* Are we willing to pretend that the current model of higher education–where nearly every institution wants to be all things to all students–to continue unquestioned without consequence?
* Are we willing to allow the Legislature to slash public funding, wisely grant local governance authority to institutions, yet then criticize politically unpopular decisions by administrators as if state government rather than students are providing the majority of university funds?
* Are we willing to allow the institutions to operate as closed silos in areas where more affordable cooperation and coordination–technology, purchasing, infrastructure systems–should be employed?
* Are we willing to continue to allow funding to be divorced from outcomes of graduation and completion rates?

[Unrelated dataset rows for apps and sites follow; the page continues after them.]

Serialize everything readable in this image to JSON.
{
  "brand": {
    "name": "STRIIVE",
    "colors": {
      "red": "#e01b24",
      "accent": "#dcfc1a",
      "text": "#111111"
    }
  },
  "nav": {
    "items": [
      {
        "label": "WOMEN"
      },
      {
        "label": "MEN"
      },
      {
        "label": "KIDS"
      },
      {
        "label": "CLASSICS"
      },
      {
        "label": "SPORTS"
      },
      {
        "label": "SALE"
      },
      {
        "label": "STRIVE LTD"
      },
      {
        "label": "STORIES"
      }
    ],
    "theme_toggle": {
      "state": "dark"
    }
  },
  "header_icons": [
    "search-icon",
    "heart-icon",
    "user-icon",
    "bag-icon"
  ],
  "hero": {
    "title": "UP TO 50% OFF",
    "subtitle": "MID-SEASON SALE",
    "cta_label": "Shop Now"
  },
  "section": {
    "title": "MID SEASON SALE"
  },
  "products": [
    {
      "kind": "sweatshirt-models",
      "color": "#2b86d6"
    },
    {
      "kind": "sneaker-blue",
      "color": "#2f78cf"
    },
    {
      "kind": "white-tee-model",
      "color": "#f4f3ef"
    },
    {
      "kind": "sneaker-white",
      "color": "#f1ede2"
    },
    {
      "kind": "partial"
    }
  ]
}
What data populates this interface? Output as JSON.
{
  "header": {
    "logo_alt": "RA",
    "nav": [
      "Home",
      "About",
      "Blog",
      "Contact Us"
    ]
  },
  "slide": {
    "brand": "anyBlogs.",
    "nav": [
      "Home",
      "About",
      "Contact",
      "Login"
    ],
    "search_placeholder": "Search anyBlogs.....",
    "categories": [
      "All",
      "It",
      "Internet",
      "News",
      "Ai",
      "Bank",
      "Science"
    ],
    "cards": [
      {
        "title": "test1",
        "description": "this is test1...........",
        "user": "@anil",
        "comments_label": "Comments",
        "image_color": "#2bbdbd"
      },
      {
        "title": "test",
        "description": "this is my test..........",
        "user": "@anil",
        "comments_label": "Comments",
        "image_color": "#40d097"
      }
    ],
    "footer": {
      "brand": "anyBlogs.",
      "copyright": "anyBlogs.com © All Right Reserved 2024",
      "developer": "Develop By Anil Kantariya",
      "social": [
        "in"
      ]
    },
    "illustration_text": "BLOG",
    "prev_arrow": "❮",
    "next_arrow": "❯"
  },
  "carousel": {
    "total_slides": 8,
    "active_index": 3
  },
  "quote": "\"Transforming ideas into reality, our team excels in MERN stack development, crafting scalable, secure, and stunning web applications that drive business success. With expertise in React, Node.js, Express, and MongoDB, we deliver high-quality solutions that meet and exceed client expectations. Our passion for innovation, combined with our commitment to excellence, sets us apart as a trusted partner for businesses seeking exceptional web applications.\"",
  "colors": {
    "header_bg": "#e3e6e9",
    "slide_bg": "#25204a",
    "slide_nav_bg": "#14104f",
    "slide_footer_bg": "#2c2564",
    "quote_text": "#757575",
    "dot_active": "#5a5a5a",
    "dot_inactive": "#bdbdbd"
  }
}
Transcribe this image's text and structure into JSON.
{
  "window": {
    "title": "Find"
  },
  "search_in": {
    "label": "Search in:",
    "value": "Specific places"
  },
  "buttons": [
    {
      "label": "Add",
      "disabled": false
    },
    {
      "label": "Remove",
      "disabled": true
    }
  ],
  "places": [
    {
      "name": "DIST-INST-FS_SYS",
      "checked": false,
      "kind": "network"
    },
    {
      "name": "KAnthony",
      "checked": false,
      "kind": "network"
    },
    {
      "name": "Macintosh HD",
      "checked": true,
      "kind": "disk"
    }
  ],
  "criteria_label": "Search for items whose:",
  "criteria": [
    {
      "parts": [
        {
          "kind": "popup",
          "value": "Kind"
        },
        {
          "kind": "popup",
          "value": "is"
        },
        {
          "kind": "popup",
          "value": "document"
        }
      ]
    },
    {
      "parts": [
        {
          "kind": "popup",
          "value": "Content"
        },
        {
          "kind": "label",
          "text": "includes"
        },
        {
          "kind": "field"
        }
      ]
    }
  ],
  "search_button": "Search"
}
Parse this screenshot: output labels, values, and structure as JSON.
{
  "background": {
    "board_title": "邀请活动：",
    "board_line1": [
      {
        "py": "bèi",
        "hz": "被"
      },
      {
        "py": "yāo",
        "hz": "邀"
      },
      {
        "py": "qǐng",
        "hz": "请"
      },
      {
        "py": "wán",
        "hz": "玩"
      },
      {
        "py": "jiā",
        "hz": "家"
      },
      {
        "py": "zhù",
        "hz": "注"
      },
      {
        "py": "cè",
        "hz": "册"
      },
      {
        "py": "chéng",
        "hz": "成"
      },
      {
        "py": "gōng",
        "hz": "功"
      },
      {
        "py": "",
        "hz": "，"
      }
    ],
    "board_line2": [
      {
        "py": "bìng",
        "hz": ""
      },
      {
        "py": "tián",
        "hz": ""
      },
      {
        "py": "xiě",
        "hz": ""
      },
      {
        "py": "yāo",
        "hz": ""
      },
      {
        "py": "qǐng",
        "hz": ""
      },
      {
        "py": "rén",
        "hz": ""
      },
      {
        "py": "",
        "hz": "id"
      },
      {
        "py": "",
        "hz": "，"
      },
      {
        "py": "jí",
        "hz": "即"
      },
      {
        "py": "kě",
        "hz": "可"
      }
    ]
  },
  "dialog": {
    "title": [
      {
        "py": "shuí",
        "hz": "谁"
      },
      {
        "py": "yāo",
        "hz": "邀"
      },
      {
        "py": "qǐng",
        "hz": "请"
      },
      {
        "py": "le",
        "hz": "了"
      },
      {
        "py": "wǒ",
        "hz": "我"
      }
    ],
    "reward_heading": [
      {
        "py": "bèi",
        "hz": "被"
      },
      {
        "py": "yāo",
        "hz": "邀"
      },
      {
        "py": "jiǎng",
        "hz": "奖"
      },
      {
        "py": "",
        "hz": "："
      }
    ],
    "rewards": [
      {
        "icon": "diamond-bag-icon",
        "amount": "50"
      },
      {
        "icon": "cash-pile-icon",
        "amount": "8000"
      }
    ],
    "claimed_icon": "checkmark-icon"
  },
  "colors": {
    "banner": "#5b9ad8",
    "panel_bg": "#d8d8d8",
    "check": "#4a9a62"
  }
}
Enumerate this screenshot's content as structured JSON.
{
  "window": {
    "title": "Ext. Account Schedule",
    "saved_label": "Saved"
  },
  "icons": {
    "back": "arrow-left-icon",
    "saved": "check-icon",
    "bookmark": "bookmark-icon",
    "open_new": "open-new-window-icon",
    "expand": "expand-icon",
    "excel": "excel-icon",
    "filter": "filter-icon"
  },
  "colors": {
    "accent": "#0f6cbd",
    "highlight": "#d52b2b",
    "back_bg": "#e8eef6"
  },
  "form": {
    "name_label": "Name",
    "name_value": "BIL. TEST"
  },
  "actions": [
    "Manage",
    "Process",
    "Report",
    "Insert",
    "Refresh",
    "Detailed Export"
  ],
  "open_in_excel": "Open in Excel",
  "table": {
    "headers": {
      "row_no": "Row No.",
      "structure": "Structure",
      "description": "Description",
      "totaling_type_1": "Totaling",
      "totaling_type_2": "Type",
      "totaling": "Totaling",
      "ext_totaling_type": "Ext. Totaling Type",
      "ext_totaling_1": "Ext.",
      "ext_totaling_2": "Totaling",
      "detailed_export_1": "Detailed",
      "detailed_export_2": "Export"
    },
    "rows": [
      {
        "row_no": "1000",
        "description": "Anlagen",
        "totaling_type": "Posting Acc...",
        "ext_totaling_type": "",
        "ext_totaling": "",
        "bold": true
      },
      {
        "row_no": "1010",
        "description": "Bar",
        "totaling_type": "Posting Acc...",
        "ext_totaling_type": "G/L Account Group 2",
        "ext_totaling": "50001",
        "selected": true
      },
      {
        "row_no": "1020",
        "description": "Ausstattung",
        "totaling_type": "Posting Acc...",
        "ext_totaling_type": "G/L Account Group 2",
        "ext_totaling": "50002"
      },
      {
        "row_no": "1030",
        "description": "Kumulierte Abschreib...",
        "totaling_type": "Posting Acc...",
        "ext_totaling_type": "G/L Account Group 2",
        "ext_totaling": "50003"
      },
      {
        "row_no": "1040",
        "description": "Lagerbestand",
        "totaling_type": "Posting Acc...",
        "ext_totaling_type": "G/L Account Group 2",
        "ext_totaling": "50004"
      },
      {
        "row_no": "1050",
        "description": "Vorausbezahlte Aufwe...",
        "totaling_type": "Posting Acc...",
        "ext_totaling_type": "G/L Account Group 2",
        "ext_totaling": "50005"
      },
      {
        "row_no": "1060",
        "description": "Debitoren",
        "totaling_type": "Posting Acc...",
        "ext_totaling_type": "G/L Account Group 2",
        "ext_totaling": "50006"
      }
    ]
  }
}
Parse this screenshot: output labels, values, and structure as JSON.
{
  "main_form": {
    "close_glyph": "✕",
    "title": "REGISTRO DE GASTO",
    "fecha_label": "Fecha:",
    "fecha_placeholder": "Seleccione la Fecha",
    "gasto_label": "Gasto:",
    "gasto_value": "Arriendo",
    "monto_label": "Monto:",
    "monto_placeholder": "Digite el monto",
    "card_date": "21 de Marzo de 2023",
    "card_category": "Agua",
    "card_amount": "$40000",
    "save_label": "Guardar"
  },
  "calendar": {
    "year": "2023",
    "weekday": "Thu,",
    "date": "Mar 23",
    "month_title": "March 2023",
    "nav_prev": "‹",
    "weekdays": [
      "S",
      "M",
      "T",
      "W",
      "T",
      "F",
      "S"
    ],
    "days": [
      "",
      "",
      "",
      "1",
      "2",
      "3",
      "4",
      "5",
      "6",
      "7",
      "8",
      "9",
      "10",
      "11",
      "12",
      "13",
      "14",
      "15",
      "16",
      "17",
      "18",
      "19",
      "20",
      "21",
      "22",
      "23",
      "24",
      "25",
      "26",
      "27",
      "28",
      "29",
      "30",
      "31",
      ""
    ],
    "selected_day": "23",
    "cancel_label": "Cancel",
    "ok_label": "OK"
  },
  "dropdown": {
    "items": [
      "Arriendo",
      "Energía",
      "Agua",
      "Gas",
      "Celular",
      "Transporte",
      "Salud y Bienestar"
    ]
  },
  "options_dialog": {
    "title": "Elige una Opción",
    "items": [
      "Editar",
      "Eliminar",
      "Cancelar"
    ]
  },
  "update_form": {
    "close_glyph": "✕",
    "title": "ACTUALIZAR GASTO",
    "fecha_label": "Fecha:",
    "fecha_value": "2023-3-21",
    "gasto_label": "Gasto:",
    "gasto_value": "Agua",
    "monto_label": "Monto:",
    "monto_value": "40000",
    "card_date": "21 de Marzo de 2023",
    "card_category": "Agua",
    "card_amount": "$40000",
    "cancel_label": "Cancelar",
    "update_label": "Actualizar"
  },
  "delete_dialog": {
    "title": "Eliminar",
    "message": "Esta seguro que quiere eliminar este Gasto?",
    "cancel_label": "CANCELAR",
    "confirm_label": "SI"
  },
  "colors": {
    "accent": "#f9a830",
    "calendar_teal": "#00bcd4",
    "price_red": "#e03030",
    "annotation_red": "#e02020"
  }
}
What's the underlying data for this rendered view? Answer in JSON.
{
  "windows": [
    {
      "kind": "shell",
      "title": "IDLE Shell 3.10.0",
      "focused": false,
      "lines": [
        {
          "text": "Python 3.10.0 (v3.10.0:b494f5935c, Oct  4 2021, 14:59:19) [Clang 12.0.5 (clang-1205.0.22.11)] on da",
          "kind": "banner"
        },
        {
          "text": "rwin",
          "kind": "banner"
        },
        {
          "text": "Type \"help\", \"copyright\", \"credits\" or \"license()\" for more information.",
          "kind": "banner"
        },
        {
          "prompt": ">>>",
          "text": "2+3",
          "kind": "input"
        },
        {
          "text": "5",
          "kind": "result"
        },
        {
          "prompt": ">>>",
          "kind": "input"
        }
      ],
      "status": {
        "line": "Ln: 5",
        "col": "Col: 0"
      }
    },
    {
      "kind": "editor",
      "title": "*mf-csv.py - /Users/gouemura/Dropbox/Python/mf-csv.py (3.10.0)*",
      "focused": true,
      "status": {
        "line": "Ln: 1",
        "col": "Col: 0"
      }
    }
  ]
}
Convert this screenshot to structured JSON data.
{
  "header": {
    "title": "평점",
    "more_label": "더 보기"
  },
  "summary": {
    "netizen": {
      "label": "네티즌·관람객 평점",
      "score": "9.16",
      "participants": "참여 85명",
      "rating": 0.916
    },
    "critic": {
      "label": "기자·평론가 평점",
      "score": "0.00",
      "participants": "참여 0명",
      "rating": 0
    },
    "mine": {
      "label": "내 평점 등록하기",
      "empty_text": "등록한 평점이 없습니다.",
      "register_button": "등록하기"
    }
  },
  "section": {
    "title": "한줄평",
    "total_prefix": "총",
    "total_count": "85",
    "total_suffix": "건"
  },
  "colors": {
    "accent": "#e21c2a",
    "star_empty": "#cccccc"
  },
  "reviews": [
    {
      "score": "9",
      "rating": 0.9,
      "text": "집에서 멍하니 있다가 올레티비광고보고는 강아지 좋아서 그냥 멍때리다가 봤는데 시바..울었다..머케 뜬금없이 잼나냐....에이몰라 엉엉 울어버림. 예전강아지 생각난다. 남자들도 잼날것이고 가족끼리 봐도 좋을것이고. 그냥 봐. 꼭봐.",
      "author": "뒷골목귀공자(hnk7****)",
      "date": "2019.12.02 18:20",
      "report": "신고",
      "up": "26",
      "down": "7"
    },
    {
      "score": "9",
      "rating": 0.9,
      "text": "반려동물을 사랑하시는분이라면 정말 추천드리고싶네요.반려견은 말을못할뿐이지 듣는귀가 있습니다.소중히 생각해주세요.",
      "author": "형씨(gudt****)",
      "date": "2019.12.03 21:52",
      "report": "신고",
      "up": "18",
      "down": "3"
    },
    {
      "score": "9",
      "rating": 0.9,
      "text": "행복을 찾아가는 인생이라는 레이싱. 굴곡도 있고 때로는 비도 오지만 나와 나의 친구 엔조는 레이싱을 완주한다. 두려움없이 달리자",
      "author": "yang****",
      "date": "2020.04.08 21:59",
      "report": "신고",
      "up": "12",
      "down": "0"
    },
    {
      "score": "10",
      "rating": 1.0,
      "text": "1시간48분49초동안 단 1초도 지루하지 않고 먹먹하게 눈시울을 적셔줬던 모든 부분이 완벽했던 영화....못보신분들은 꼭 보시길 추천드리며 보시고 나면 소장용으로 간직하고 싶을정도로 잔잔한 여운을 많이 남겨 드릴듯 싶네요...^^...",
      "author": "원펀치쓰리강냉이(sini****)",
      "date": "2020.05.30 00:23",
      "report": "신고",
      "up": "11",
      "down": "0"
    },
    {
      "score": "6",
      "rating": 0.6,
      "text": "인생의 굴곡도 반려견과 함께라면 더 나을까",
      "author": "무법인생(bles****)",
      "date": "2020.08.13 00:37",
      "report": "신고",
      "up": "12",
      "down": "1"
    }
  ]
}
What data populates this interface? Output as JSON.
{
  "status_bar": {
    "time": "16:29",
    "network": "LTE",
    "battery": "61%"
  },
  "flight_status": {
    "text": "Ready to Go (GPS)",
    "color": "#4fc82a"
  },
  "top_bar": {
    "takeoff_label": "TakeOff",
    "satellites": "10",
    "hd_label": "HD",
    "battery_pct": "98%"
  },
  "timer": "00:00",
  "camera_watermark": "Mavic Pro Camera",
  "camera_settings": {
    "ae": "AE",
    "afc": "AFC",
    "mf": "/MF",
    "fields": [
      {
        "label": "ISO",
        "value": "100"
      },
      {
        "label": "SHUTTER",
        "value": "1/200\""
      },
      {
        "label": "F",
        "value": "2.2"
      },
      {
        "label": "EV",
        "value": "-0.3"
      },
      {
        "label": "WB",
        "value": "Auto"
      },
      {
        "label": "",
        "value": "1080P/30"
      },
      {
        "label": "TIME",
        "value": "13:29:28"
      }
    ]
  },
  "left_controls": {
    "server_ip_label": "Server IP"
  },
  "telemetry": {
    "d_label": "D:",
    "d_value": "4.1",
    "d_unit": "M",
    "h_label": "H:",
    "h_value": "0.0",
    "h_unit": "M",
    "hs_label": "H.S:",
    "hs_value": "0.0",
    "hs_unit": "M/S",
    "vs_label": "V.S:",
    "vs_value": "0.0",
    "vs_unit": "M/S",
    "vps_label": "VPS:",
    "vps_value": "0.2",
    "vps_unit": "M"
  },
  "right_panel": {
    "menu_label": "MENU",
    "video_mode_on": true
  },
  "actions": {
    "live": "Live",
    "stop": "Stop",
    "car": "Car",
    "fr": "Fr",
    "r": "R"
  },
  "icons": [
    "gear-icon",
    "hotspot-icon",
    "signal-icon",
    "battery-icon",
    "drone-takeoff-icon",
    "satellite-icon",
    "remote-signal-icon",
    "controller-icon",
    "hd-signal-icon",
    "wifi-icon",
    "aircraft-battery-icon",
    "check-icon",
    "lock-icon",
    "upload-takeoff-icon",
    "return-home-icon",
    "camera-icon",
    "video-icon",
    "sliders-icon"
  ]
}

* Are we willing to allow our K-12 system to fail to institute the rigor needed to produce enough highly qualified graduates to fill our university slots?
* Are we willing to pretend that we can provide students with a world class education without taxes contributing to that common good?
* Are we willing to sacrifice long term access, affordability and quality for short term budget preferences?
States are currently spending 20% less in inflation adjusted dollars on higher education than a decade ago, according to Governing. For Washington, we will spend less on our four year universities in 2011-2013 budget cycle than we did in actual dollars in 1989-1991. With a major population increase during that time, and budget growth from $12.7 billion to $32.4 billion, overall spending has increased but higher education budget has not while still serving 32,000 more students.
The two year college system–a federation of 34 community and technical colleges–has seen increases but we have failed to institute a larger systems approach that would allow us to build them both to the level our citizens are demanding.
This week’s announcement that the University of Washington is joining a national consortia of on line education is a major step. And our own state community and technical college system has long been a national leader in embracing on line and hybrid learning.
We are a progressive, entrepreneurial, educated and innovative state. But we are failing to open the doors of opportunity to our own students. We are failing to see that we are a relatively educated state primarily because we ‘import’ so many educated citizens, not because we are opening the door of opportunity for our own children and students.
I categorically reject the ideas that privatization is the answer, that tuition must continue to skyrocket to supplant lost general tax dollars, that the status quo must rein, that we are trapped on this downward path.
Higher education is state government. It is worthy of our commitment, our attention, our prioritization, our taxes, our investment.
Today’s path does not mean tomorrow’s future.
We are so much more than what we’ve become.
Your partner in service,